**What needs to be done:** For every line below, set down an identical copy.

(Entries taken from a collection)
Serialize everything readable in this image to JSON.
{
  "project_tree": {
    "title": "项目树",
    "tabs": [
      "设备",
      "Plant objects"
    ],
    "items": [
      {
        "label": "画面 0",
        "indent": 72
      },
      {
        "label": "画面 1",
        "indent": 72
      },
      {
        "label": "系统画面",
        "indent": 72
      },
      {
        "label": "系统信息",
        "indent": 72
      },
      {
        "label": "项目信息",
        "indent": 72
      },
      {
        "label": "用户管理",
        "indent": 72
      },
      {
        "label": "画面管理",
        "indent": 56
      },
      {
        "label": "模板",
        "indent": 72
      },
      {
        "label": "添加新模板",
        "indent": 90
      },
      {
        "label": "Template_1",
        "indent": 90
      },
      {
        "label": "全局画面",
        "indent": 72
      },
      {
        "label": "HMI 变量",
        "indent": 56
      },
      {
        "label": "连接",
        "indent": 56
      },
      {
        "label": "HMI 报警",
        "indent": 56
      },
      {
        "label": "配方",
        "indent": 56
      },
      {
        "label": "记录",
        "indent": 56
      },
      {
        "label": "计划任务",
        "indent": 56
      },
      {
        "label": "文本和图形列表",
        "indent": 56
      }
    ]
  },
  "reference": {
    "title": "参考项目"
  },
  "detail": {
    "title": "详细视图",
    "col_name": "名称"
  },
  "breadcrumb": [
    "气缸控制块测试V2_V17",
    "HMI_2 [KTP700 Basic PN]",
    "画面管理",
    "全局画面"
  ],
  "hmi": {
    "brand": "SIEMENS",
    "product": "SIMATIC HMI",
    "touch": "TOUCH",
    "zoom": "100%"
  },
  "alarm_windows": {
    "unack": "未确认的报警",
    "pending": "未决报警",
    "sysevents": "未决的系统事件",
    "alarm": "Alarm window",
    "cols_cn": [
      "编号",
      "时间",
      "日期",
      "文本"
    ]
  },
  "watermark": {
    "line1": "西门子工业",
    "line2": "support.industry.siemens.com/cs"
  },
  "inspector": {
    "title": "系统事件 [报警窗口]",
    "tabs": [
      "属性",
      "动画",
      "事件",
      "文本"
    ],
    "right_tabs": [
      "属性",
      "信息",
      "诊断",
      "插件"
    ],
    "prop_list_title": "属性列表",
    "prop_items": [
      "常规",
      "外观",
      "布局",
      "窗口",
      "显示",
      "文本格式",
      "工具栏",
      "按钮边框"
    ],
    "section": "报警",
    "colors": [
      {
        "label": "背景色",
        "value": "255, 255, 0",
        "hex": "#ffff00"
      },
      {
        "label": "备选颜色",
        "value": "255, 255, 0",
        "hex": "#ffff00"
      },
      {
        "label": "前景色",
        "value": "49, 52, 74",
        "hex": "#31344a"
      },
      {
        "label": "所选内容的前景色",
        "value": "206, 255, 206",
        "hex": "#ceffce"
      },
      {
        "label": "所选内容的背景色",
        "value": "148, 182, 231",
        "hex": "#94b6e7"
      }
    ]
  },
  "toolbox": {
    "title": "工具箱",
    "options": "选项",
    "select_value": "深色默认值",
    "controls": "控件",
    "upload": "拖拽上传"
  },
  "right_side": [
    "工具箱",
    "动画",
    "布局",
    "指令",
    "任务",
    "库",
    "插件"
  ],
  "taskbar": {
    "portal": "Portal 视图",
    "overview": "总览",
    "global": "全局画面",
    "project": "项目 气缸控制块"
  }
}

**Worked solution:**
Serialize everything readable in this image to JSON.
{
  "project_tree": {
    "title": "项目树",
    "tabs": [
      "设备",
      "Plant objects"
    ],
    "items": [
      {
        "label": "画面 0",
        "indent": 72
      },
      {
        "label": "画面 1",
        "indent": 72
      },
      {
        "label": "系统画面",
        "indent": 72
      },
      {
        "label": "系统信息",
        "indent": 72
      },
      {
        "label": "项目信息",
        "indent": 72
      },
      {
        "label": "用户管理",
        "indent": 72
      },
      {
        "label": "画面管理",
        "indent": 56
      },
      {
        "label": "模板",
        "indent": 72
      },
      {
        "label": "添加新模板",
        "indent": 90
      },
      {
        "label": "Template_1",
        "indent": 90
      },
      {
        "label": "全局画面",
        "indent": 72
      },
      {
        "label": "HMI 变量",
        "indent": 56
      },
      {
        "label": "连接",
        "indent": 56
      },
      {
        "label": "HMI 报警",
        "indent": 56
      },
      {
        "label": "配方",
        "indent": 56
      },
      {
        "label": "记录",
        "indent": 56
      },
      {
        "label": "计划任务",
        "indent": 56
      },
      {
        "label": "文本和图形列表",
        "indent": 56
      }
    ]
  },
  "reference": {
    "title": "参考项目"
  },
  "detail": {
    "title": "详细视图",
    "col_name": "名称"
  },
  "breadcrumb": [
    "气缸控制块测试V2_V17",
    "HMI_2 [KTP700 Basic PN]",
    "画面管理",
    "全局画面"
  ],
  "hmi": {
    "brand": "SIEMENS",
    "product": "SIMATIC HMI",
    "touch": "TOUCH",
    "zoom": "100%"
  },
  "alarm_windows": {
    "unack": "未确认的报警",
    "pending": "未决报警",
    "sysevents": "未决的系统事件",
    "alarm": "Alarm window",
    "cols_cn": [
      "编号",
      "时间",
      "日期",
      "文本"
    ]
  },
  "watermark": {
    "line1": "西门子工业",
    "line2": "support.industry.siemens.com/cs"
  },
  "inspector": {
    "title": "系统事件 [报警窗口]",
    "tabs": [
      "属性",
      "动画",
      "事件",
      "文本"
    ],
    "right_tabs": [
      "属性",
      "信息",
      "诊断",
      "插件"
    ],
    "prop_list_title": "属性列表",
    "prop_items": [
      "常规",
      "外观",
      "布局",
      "窗口",
      "显示",
      "文本格式",
      "工具栏",
      "按钮边框"
    ],
    "section": "报警",
    "colors": [
      {
        "label": "背景色",
        "value": "255, 255, 0",
        "hex": "#ffff00"
      },
      {
        "label": "备选颜色",
        "value": "255, 255, 0",
        "hex": "#ffff00"
      },
      {
        "label": "前景色",
        "value": "49, 52, 74",
        "hex": "#31344a"
      },
      {
        "label": "所选内容的前景色",
        "value": "206, 255, 206",
        "hex": "#ceffce"
      },
      {
        "label": "所选内容的背景色",
        "value": "148, 182, 231",
        "hex": "#94b6e7"
      }
    ]
  },
  "toolbox": {
    "title": "工具箱",
    "options": "选项",
    "select_value": "深色默认值",
    "controls": "控件",
    "upload": "拖拽上传"
  },
  "right_side": [
    "工具箱",
    "动画",
    "布局",
    "指令",
    "任务",
    "库",
    "插件"
  ],
  "taskbar": {
    "portal": "Portal 视图",
    "overview": "总览",
    "global": "全局画面",
    "project": "项目 气缸控制块"
  }
}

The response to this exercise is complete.